=== Description of the task ===
Would you retype every record below exactly as written?

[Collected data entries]

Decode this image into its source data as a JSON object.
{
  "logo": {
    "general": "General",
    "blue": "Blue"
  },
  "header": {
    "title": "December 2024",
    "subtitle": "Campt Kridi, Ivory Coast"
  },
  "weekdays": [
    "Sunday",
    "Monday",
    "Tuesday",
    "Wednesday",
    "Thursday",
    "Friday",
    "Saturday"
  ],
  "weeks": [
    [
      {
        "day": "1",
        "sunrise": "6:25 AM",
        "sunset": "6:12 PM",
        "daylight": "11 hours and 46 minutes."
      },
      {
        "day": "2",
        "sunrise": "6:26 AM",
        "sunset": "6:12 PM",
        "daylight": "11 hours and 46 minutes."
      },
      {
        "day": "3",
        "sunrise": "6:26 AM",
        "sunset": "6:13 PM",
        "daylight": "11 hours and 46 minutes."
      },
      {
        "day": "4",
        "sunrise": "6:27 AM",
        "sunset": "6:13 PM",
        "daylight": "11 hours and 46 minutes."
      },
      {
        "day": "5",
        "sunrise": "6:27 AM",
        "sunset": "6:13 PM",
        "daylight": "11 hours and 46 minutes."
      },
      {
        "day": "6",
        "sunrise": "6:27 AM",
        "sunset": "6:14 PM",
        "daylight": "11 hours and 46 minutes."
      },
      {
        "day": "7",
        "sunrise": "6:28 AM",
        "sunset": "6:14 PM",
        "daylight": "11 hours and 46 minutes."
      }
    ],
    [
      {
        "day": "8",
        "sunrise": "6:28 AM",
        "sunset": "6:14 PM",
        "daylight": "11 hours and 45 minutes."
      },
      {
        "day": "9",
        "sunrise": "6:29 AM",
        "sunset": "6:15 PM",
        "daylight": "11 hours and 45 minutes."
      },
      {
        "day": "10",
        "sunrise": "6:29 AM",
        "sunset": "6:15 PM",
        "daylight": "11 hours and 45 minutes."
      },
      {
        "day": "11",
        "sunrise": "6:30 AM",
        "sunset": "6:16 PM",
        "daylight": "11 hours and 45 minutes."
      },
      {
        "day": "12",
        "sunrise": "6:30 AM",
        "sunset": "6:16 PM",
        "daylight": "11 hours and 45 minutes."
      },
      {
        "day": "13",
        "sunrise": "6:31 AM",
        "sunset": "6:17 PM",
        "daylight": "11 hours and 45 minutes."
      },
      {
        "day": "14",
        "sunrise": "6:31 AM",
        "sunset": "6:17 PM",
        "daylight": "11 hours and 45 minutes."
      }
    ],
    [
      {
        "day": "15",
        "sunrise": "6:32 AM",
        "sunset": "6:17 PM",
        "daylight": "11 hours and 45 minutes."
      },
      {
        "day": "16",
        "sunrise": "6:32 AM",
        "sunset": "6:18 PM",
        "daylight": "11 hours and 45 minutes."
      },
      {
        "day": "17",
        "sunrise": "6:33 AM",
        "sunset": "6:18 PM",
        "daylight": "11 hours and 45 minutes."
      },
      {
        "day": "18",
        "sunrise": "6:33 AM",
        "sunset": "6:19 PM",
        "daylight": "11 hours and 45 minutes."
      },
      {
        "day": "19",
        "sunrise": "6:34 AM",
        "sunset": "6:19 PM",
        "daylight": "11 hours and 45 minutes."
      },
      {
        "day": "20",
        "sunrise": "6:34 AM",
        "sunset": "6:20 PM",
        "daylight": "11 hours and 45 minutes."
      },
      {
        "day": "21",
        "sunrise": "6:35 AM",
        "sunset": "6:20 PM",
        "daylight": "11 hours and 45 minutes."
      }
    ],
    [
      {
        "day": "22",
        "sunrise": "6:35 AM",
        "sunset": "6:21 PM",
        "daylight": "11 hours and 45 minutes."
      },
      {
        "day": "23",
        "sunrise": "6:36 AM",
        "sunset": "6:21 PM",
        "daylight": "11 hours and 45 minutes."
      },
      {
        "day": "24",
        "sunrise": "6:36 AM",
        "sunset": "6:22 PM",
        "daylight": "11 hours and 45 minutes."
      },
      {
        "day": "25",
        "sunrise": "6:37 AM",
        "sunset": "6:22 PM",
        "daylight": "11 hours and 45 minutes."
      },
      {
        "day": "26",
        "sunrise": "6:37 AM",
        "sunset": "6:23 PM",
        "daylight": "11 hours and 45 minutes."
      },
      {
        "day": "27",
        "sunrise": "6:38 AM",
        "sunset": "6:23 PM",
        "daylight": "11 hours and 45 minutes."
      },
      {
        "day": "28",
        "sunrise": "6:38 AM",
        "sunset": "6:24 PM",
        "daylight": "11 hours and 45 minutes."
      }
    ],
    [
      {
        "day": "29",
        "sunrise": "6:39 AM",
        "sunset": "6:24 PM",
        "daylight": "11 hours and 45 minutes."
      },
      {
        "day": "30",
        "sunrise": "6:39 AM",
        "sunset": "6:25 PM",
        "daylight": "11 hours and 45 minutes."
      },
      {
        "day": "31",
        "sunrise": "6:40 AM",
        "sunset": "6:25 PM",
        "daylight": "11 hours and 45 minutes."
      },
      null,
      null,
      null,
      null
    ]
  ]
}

=== Problem solution ===
Decode this image into its source data as a JSON object.
{
  "logo": {
    "general": "General",
    "blue": "Blue"
  },
  "header": {
    "title": "December 2024",
    "subtitle": "Campt Kridi, Ivory Coast"
  },
  "weekdays": [
    "Sunday",
    "Monday",
    "Tuesday",
    "Wednesday",
    "Thursday",
    "Friday",
    "Saturday"
  ],
  "weeks": [
    [
      {
        "day": "1",
        "sunrise": "6:25 AM",
        "sunset": "6:12 PM",
        "daylight": "11 hours and 46 minutes."
      },
      {
        "day": "2",
        "sunrise": "6:26 AM",
        "sunset": "6:12 PM",
        "daylight": "11 hours and 46 minutes."
      },
      {
        "day": "3",
        "sunrise": "6:26 AM",
        "sunset": "6:13 PM",
        "daylight": "11 hours and 46 minutes."
      },
      {
        "day": "4",
        "sunrise": "6:27 AM",
        "sunset": "6:13 PM",
        "daylight": "11 hours and 46 minutes."
      },
      {
        "day": "5",
        "sunrise": "6:27 AM",
        "sunset": "6:13 PM",
        "daylight": "11 hours and 46 minutes."
      },
      {
        "day": "6",
        "sunrise": "6:27 AM",
        "sunset": "6:14 PM",
        "daylight": "11 hours and 46 minutes."
      },
      {
        "day": "7",
        "sunrise": "6:28 AM",
        "sunset": "6:14 PM",
        "daylight": "11 hours and 46 minutes."
      }
    ],
    [
      {
        "day": "8",
        "sunrise": "6:28 AM",
        "sunset": "6:14 PM",
        "daylight": "11 hours and 45 minutes."
      },
      {
        "day": "9",
        "sunrise": "6:29 AM",
        "sunset": "6:15 PM",
        "daylight": "11 hours and 45 minutes."
      },
      {
        "day": "10",
        "sunrise": "6:29 AM",
        "sunset": "6:15 PM",
        "daylight": "11 hours and 45 minutes."
      },
      {
        "day": "11",
        "sunrise": "6:30 AM",
        "sunset": "6:16 PM",
        "daylight": "11 hours and 45 minutes."
      },
      {
        "day": "12",
        "sunrise": "6:30 AM",
        "sunset": "6:16 PM",
        "daylight": "11 hours and 45 minutes."
      },
      {
        "day": "13",
        "sunrise": "6:31 AM",
        "sunset": "6:17 PM",
        "daylight": "11 hours and 45 minutes."
      },
      {
        "day": "14",
        "sunrise": "6:31 AM",
        "sunset": "6:17 PM",
        "daylight": "11 hours and 45 minutes."
      }
    ],
    [
      {
        "day": "15",
        "sunrise": "6:32 AM",
        "sunset": "6:17 PM",
        "daylight": "11 hours and 45 minutes."
      },
      {
        "day": "16",
        "sunrise": "6:32 AM",
        "sunset": "6:18 PM",
        "daylight": "11 hours and 45 minutes."
      },
      {
        "day": "17",
        "sunrise": "6:33 AM",
        "sunset": "6:18 PM",
        "daylight": "11 hours and 45 minutes."
      },
      {
        "day": "18",
        "sunrise": "6:33 AM",
        "sunset": "6:19 PM",
        "daylight": "11 hours and 45 minutes."
      },
      {
        "day": "19",
        "sunrise": "6:34 AM",
        "sunset": "6:19 PM",
        "daylight": "11 hours and 45 minutes."
      },
      {
        "day": "20",
        "sunrise": "6:34 AM",
        "sunset": "6:20 PM",
        "daylight": "11 hours and 45 minutes."
      },
      {
        "day": "21",
        "sunrise": "6:35 AM",
        "sunset": "6:20 PM",
        "daylight": "11 hours and 45 minutes."
      }
    ],
    [
      {
        "day": "22",
        "sunrise": "6:35 AM",
        "sunset": "6:21 PM",
        "daylight": "11 hours and 45 minutes."
      },
      {
        "day": "23",
        "sunrise": "6:36 AM",
        "sunset": "6:21 PM",
        "daylight": "11 hours and 45 minutes."
      },
      {
        "day": "24",
        "sunrise": "6:36 AM",
        "sunset": "6:22 PM",
        "daylight": "11 hours and 45 minutes."
      },
      {
        "day": "25",
        "sunrise": "6:37 AM",
        "sunset": "6:22 PM",
        "daylight": "11 hours and 45 minutes."
      },
      {
        "day": "26",
        "sunrise": "6:37 AM",
        "sunset": "6:23 PM",
        "daylight": "11 hours and 45 minutes."
      },
      {
        "day": "27",
        "sunrise": "6:38 AM",
        "sunset": "6:23 PM",
        "daylight": "11 hours and 45 minutes."
      },
      {
        "day": "28",
        "sunrise": "6:38 AM",
        "sunset": "6:24 PM",
        "daylight": "11 hours and 45 minutes."
      }
    ],
    [
      {
        "day": "29",
        "sunrise": "6:39 AM",
        "sunset": "6:24 PM",
        "daylight": "11 hours and 45 minutes."
      },
      {
        "day": "30",
        "sunrise": "6:39 AM",
        "sunset": "6:25 PM",
        "daylight": "11 hours and 45 minutes."
      },
      {
        "day": "31",
        "sunrise": "6:40 AM",
        "sunset": "6:25 PM",
        "daylight": "11 hours and 45 minutes."
      },
      null,
      null,
      null,
      null
    ]
  ]
}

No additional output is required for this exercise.